Accused murderer Glenn Brown entered a courtroom for his bail hearing at the Waldo Judicial Center in Belfast last October. Credit: Linda Coan O'Kresik / BDN

BELFAST, Maine — A man accused of killing his sister and brother-in-law in a premeditated act of violence at their Waldo home in October 2020 is expected to plead no contest this week.

Glenn Brown, 68, of Benton, has made no deal with state prosecutors ahead of the Wednesday morning plea hearing, his attorney, Jeff Silverstein of Bangor, said Tuesday. The judge will likely  determine what sentence Brown should receive at a later date, his lawyer said. It was not immediately clear what drove Brown to change his plea.

At a  bail hearing last October, Maine Assistant Attorney General Leane Zainea described the killings of Richard and Tina Bowden as “intentional and preplanned.”

“This was not spontaneous conduct,” she told the judge.

According to police documents filed immediately after the deaths, the crime appeared to be connected to a long-simmering family feud over their stepfather’s estate. Brown, who turned himself in to Belfast police, initially told officers he thought he had shot somebody, then said he had shot “two exotic birds.” When police asked where the shooting happened, he said it was in the vicinity of his sister’s home in Waldo.

When officers rushed to the home, they found Tina Bowden dead and Richard Bowden showing only faint signs of life. Both the Bowdens were 64 years old, and each died of a single gunshot wound to the head.

Zainea said at the plea hearing that on the day of the murders, Brown went to a bank and withdrew $14,000 for his wife, which he left at his brother Mitchell Brown’s house. Then he took his brother’s 9 mm gun, the prosecutor said, and stopped his car on Bonne Terre Road, where the Bowdens lived.

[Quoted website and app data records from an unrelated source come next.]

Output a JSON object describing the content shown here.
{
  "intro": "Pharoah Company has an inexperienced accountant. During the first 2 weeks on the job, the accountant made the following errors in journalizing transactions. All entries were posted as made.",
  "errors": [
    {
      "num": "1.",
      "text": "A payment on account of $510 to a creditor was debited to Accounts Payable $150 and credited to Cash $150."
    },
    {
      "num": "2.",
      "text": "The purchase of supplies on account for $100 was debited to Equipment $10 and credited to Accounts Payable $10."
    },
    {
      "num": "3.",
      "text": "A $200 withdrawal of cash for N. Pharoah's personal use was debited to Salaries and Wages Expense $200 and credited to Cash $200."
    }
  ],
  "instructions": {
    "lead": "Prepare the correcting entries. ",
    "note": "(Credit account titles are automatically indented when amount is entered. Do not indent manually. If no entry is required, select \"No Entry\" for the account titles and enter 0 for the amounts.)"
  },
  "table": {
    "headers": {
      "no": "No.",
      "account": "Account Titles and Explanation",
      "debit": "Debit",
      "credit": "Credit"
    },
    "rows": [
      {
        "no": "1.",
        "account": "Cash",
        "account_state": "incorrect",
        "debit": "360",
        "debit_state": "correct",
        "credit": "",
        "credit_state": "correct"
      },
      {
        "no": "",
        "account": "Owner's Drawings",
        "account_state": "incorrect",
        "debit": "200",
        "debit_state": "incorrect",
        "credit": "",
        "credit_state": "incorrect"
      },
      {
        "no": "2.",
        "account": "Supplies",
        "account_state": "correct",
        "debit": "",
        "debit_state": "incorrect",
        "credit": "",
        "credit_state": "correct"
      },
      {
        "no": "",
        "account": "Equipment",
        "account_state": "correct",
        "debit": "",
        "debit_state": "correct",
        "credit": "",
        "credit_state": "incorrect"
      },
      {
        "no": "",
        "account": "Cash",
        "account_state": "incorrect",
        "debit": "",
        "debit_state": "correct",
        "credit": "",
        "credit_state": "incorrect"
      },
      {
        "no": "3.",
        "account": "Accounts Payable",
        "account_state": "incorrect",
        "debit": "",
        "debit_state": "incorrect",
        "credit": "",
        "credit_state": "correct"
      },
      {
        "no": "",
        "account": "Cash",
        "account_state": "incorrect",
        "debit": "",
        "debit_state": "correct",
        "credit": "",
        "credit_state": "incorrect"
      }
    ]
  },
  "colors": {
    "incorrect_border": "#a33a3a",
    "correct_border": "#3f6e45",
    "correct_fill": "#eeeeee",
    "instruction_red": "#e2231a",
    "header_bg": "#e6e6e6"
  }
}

“He went to the residence and shot her at the back of the head while she was standing at the kitchen counter,” Zainea said.

Richard Bowden, who had been watching TV in another room, then went into the kitchen, where he was shot, too.

An undated family photo of Richard and Tina Bowden. The couple were killed at their home in Waldo on Oct. 5, 2020. Credit: Courtesy of Diahanne Morse

Soon after the murders, detectives met with Mitchell Brown, who told them that he and his siblings had been involved in an “ongoing civil battle” with Tina Bowden over their stepfather’s estate, according to a police affidavit.

Mitchell Brown told detectives that in the months before and after Cecil “Zeke” Armstrong’s death, Tina Bowden had made her siblings’ lives “extremely difficult” and caused “an enormous amount of animosity within the family,” the affidavit stated. He also said she had excluded the rest of the family from the estate.

Armstrong, who raised seven stepchildren, died in Nov. 2019 and left about $126,000 in assets, plus a house and 25 acres of land in Belfast. The estate was to be divided in seven equal shares, but it’s been tied up in lawsuits for years.

Some of the tensions within the family had been playing out in court. A few months before the murders, a third brother, Ralph E. Brown of Winterport, filed suit against Tina Bowden, who served as trustee of their stepfather’s estate. In that lawsuit, the brother claimed that his sister refused to provide details about the estate and had dipped into their stepfather’s assets.

But Tina Bowden fought those allegations, saying she only used Armstrong’s money to care for him so he could remain in his home during his life. In her response to the lawsuit, she claimed that Ralph E. Brown and Mitchell Brown had harassed and bullied her as she carried out her duties as trustee. The year before her murder, Bowden obtained a protection order against Mitchell Brown. She also issued a counterclaim against her brother, Ralph E. Brown, for defamation, slander and severe emotional distress.

Mitchell Brown told detectives that while Glenn Brown did not speak of the family’s troubles often, he knew his brother was “very angry with Tina,” according to the police affidavit.

At the bail hearing, people close to Glenn Brown told the judge that he had strong family and community support and would not be a flight risk. He also had no prior criminal record — not even a speeding ticket, his attorney said. But Waldo County Superior Court Justice Robert Murray ultimately found that the severity of the charges against Brown outweighed such mitigating factors and did not allow him to be freed on bail.